4.  Simonov, A.N., Holien, J.K., Yeung, J.C., Nguyen, A.D., Corbin, C.J., Zheng, J., Kuznetsov, V.L., Auchus, R.J., Conley, A.J., Bond, A.M., Parker, M.W., Rodgers, R.J. and Martin, L.L. Mechanistic scrutiny identifies a kinetic role for cytochrome b5 regulation of human cytochrome P450c17 (CYP17A1, P450 17A1). PLoS One 10:e0141252 (2015). [DOI] [PMID: 26587646]
5.  Bhatt, M.R., Khatri, Y., Rodgers, R.J. and Martin, L.L. Role of cytochrome b5 in the modulation of the enzymatic activities of cytochrome P450 17α-hydroxylase/17,20-lyase (P450 17A1). J. Steroid Biochem.

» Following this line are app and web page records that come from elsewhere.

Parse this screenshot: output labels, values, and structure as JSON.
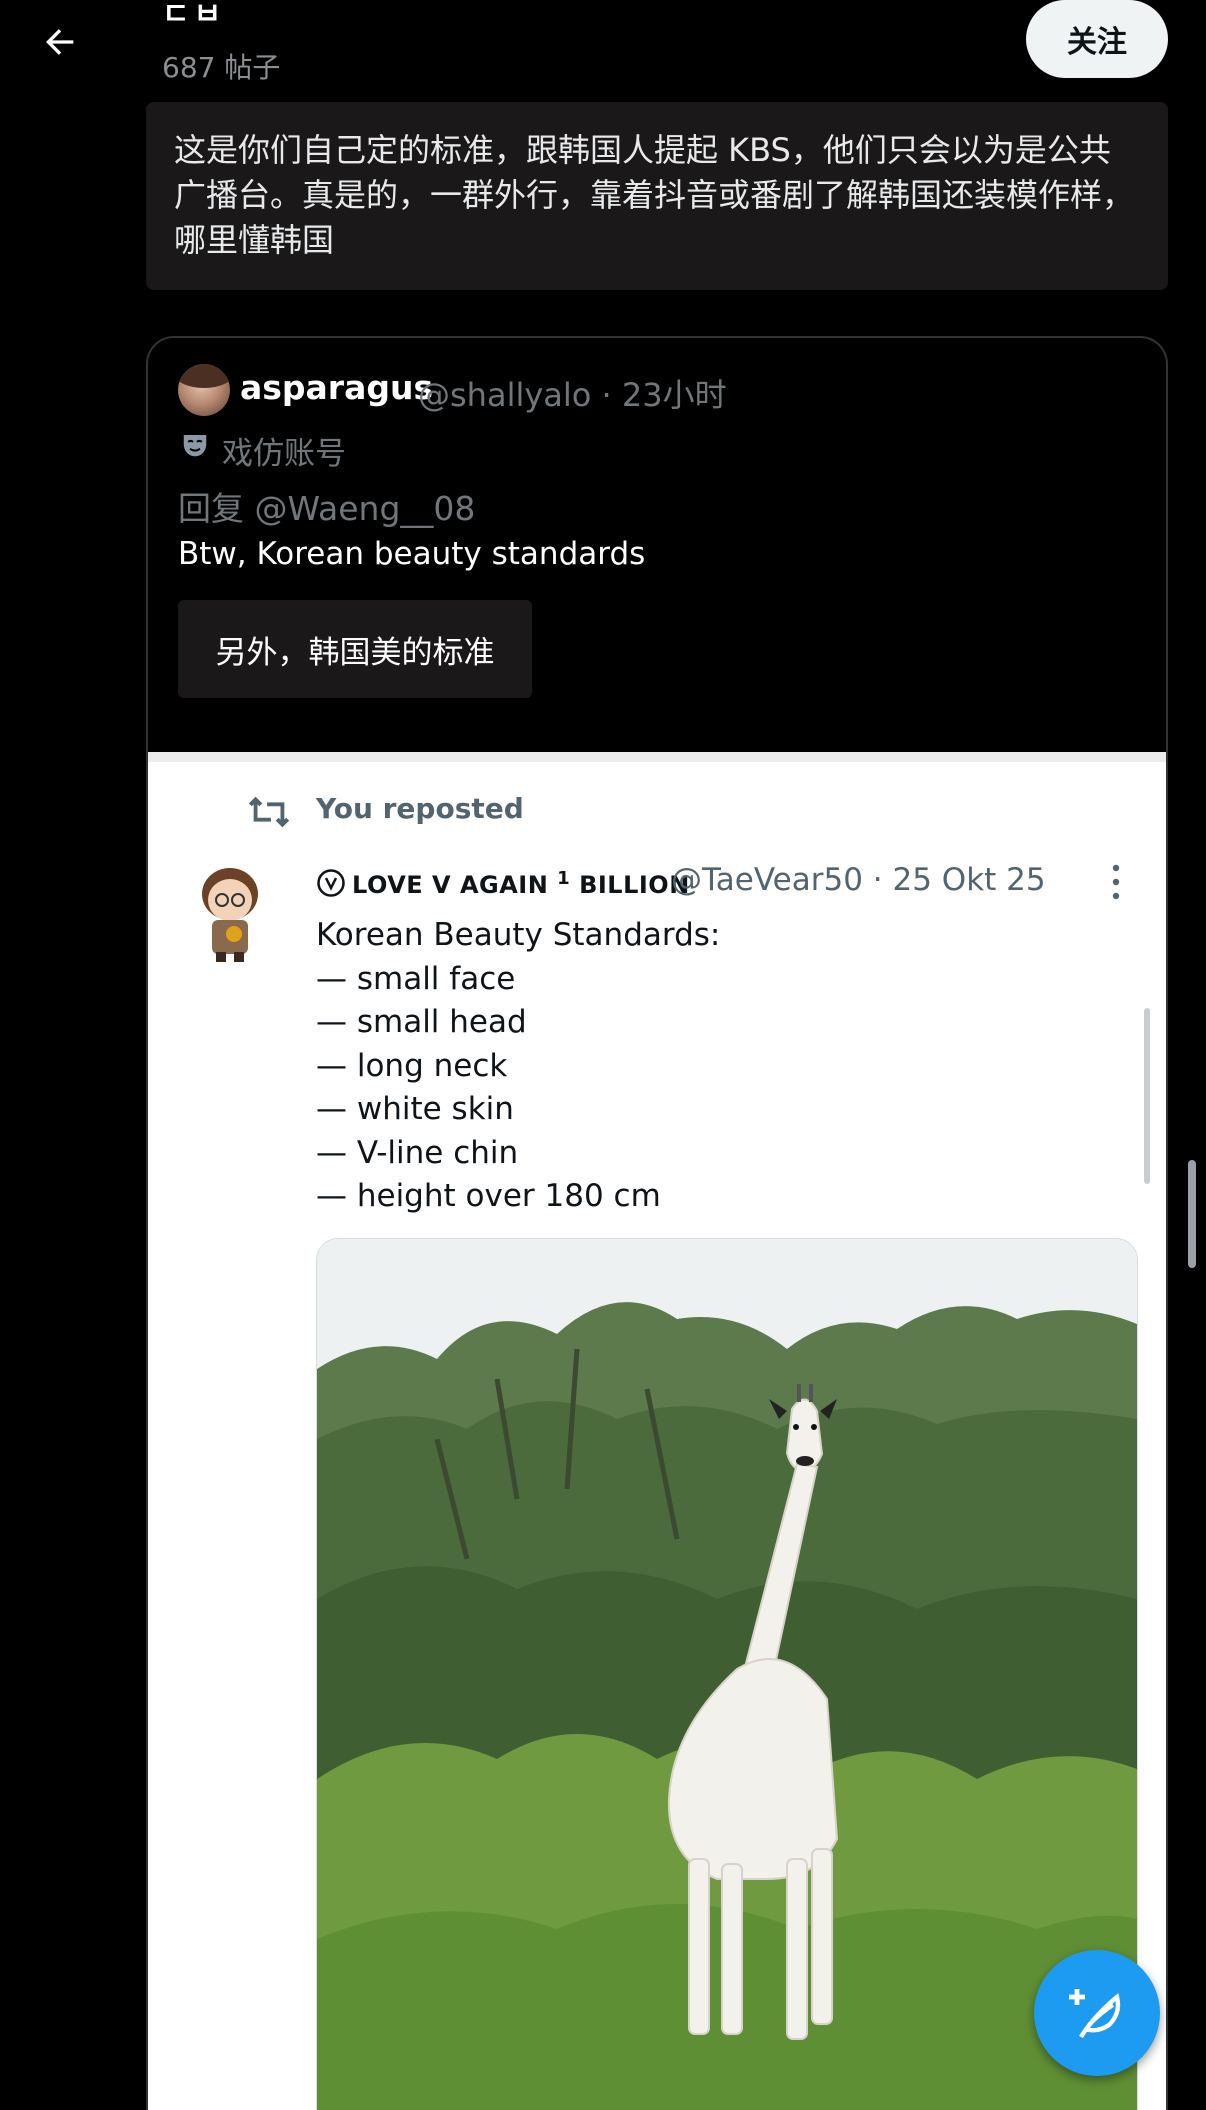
{
  "header": {
    "profile_name": "ㄷㅂ",
    "post_count": "687 帖子",
    "follow_label": "关注"
  },
  "translation": {
    "text": "这是你们自己定的标准，跟韩国人提起 KBS，他们只会以为是公共广播台。真是的，一群外行，靠着抖音或番剧了解韩国还装模作样，哪里懂韩国"
  },
  "quoted_post": {
    "name": "asparagus",
    "handle_time": "@shallyalo · 23小时",
    "parody_label": "戏仿账号",
    "reply_to": "回复 @Waeng__08",
    "body": "Btw, Korean beauty standards",
    "translation": "另外，韩国美的标准"
  },
  "embedded_tweet": {
    "repost_label": "You reposted",
    "name": "LOVE V AGAIN",
    "name_sup": "1",
    "name_suffix": "BILLION",
    "handle_time": "@TaeVear50 · 25 Okt 25",
    "text": "Korean Beauty Standards:\n— small face\n— small head\n— long neck\n— white skin\n— V-line chin\n— height over 180 cm"
  },
  "icons": {
    "back": "arrow-left-icon",
    "parody": "theater-mask-icon",
    "repost": "repost-icon",
    "more": "more-vertical-icon",
    "compose": "compose-feather-icon"
  },
  "colors": {
    "background": "#000000",
    "accent": "#1d9bf0",
    "muted_text": "#71767b",
    "translation_box": "#1b1819"
  }
}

Mol. Biol. (2016) . [DOI] [PMID: 26976652]
[EC 1.14.14.32 created 1976 as EC 4.1.2.30, transferred 2016 to EC 1.14.14.32]
 
 
EC 1.14.15.19     

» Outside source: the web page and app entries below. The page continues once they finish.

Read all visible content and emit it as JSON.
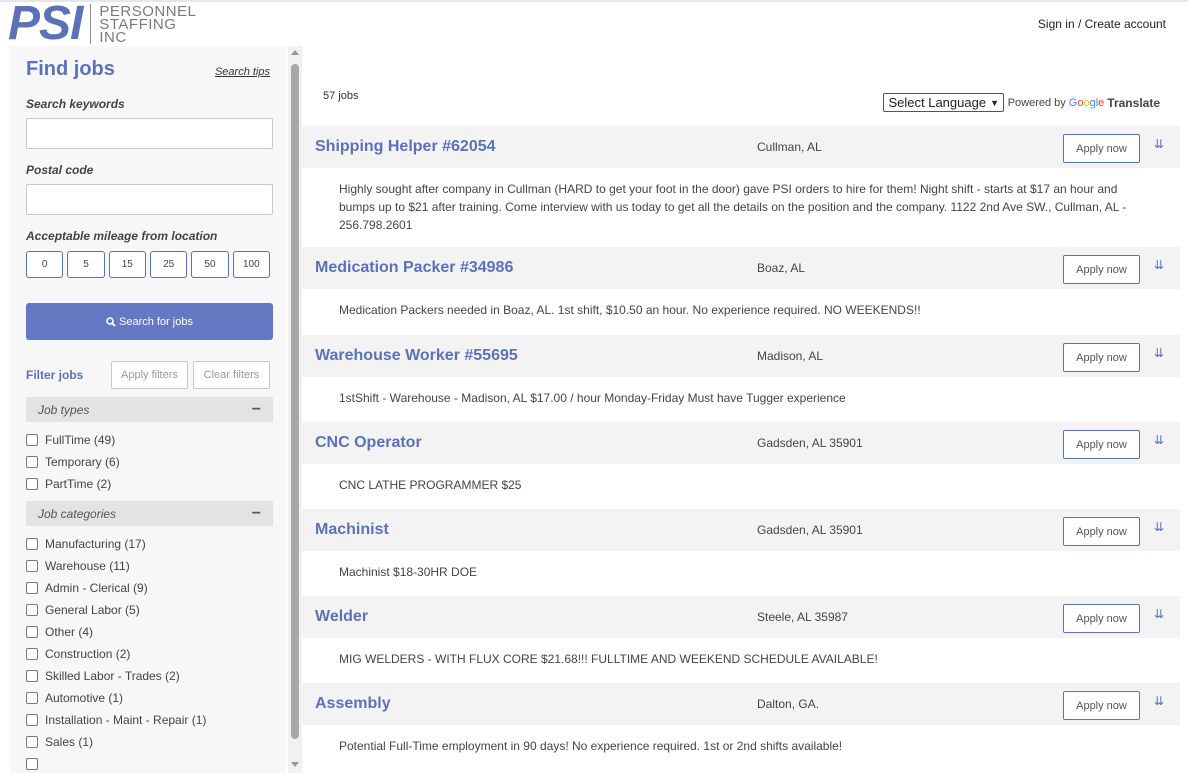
{
  "header": {
    "logo_mark": "PSI",
    "logo_line1": "PERSONNEL",
    "logo_line2": "STAFFING",
    "logo_line3": "INC",
    "signin": "Sign in / Create account"
  },
  "sidebar": {
    "title": "Find jobs",
    "search_tips": "Search tips",
    "keywords_label": "Search keywords",
    "keywords_value": "",
    "postal_label": "Postal code",
    "postal_value": "",
    "mileage_label": "Acceptable mileage from location",
    "mileage_options": [
      "0",
      "5",
      "15",
      "25",
      "50",
      "100"
    ],
    "search_button": "Search for jobs",
    "filter_label": "Filter jobs",
    "apply_filters": "Apply filters",
    "clear_filters": "Clear filters",
    "job_types_label": "Job types",
    "job_types": [
      "FullTime (49)",
      "Temporary (6)",
      "PartTime (2)"
    ],
    "job_categories_label": "Job categories",
    "job_categories": [
      "Manufacturing (17)",
      "Warehouse (11)",
      "Admin - Clerical (9)",
      "General Labor (5)",
      "Other (4)",
      "Construction (2)",
      "Skilled Labor - Trades (2)",
      "Automotive (1)",
      "Installation - Maint - Repair (1)",
      "Sales (1)"
    ]
  },
  "main": {
    "count": "57 jobs",
    "language_select": "Select Language",
    "powered_by": "Powered by",
    "google": "Google",
    "translate": "Translate",
    "apply_label": "Apply now",
    "jobs": [
      {
        "title": "Shipping Helper #62054",
        "location": "Cullman, AL",
        "description": "Highly sought after company in Cullman (HARD to get your foot in the door) gave PSI orders to hire for them! Night shift - starts at $17 an hour and bumps up to $21 after training. Come interview with us today to get all the details on the position and the company. 1122 2nd Ave SW., Cullman, AL - 256.798.2601"
      },
      {
        "title": "Medication Packer #34986",
        "location": "Boaz, AL",
        "description": "Medication Packers needed in Boaz, AL. 1st shift, $10.50 an hour. No experience required. NO WEEKENDS!!"
      },
      {
        "title": "Warehouse Worker #55695",
        "location": "Madison, AL",
        "description": "1stShift - Warehouse - Madison, AL $17.00 / hour Monday-Friday Must have Tugger experience"
      },
      {
        "title": "CNC Operator",
        "location": "Gadsden, AL 35901",
        "description": "CNC LATHE PROGRAMMER $25"
      },
      {
        "title": "Machinist",
        "location": "Gadsden, AL 35901",
        "description": "Machinist $18-30HR DOE"
      },
      {
        "title": "Welder",
        "location": "Steele, AL 35987",
        "description": "MIG WELDERS - WITH FLUX CORE $21.68!!! FULLTIME AND WEEKEND SCHEDULE AVAILABLE!"
      },
      {
        "title": "Assembly",
        "location": "Dalton, GA.",
        "description": "Potential Full-Time employment in 90 days! No experience required. 1st or 2nd shifts available!"
      }
    ]
  },
  "colors": {
    "brand": "#5b72b8",
    "button": "#6478c4"
  }
}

Accepted name: C-19 steroid 1α-hydroxylase
Reaction: testosterone + 2 reduced ferredoxin [iron-sulfur] cluster + O2 + 2 H+ = 1α-hydroxytestosterone + H2O + 2 oxidized ferredoxin [iron-sulfur] cluster
Other name(s): CYP260A1
Systematic name: testosterone,reduced-ferredoxin:oxygen oxidoreductase (1α-hydroxylating)
Comments: The enzyme, characterized from the bacterium Sorangium cellulosum, is a class I cytochrome P-450, and uses ferredoxin as its electron donor [1]. It was shown to act on several C-19 steroid substrates, including testosterone, androstenedione, testosterone-acetate and 11-oxoandrostenedione [2].
Links to other databases: BRENDA, EXPASY, KEGG, MetaCyc
References:
1.  Ewen, K.M., Hannemann, F., Khatri, Y., Perlova, O., Kappl, R., Krug, D., Huttermann, J., Muller, R. and Bernhardt, R. Genome mining in Sorangium cellulosum So ce56: identification and characterization of the homologous electron transfer proteins of a myxobacterial cytochrome P450. J. Biol. Chem. 284 (2009) 28590–28598. [DOI] [PMID: 19696019]
2.  Khatri, Y., Ringle, M., Lisurek, M., von Kries, J.P., Zapp, J. and Bernhardt, R. Substrate hunting for the myxobacterial CYP260A1 revealed new 1α-hydroxylated products from C-19 steroids. ChemBioChem 17 (2016) 90–101. [DOI] [PMID: 26478560]
[EC 1.14.15.19 created 2016]
 
 
EC 1.14.99.9      
Transferred entry: steroid 17α-monooxygenase, now classified as EC 1.14.14.19, steroid 17α-monooxygenase
[EC 1.14.99.9 created 1961 as EC 1.99.1.9, transferred 1965 to EC 1.14.1.7, transferred 1972 to EC 1.14.99.9, modified 2013, deleted 2015]
 
 
EC 1.14.99.12     
Accepted name: androst-4-ene-3,17-dione monooxygenase
Reaction: androstenedione + reduced acceptor + O2 = testololactone + acceptor + H2O
Glossary: androstenedione = androst-4-ene-3,17-dione
testololactone = 3-oxo-13,17-secoandrost-4-eno-17,13-lactone
Other name(s): androstene-3,17-dione hydroxylase; androst-4-ene-3,17-dione 17-oxidoreductase; androst-4-ene-3,17-dione hydroxylase; androstenedione monooxygenase; 4-androstene-3,17-dione monooxygenase
Systematic name: androst-4-ene-3,17-dione-hydrogen-donor:oxygen oxidoreductase (13-hydroxylating, lactonizing)
Comments: Has a wide specificity. A single enzyme from the ascomycete Neonectria radicicola (EC 1.14.13.54, ketosteroid monooxygenase) catalyses both this reaction and that catalysed by EC 1.14.99.4, progesterone monooxygenase.
Links to other databases: BRENDA, EXPASY, KEGG, MetaCyc, CAS registry number: 37256-74-9
References:
1.  Prairie, R.L. and Talalay, P. Enzymatic formation of testololactone. Biochemistry 2 (1963) 203–208. [PMID: 13985909]
[EC 1.14.99.12 created 1972, modified 1999]
 
 
EC 4.1.2.30      
Transferred entry: 17α-hydroxyprogesterone aldolase. Now EC 1.14.14.32, 17α-hydroxyprogesterone deacetylase
[EC 4.1.2.30 created 1976, deleted 2016]
 
 


Data © 2001–2022 IUBMB
Web site © 2005–2022 Andrew McDonald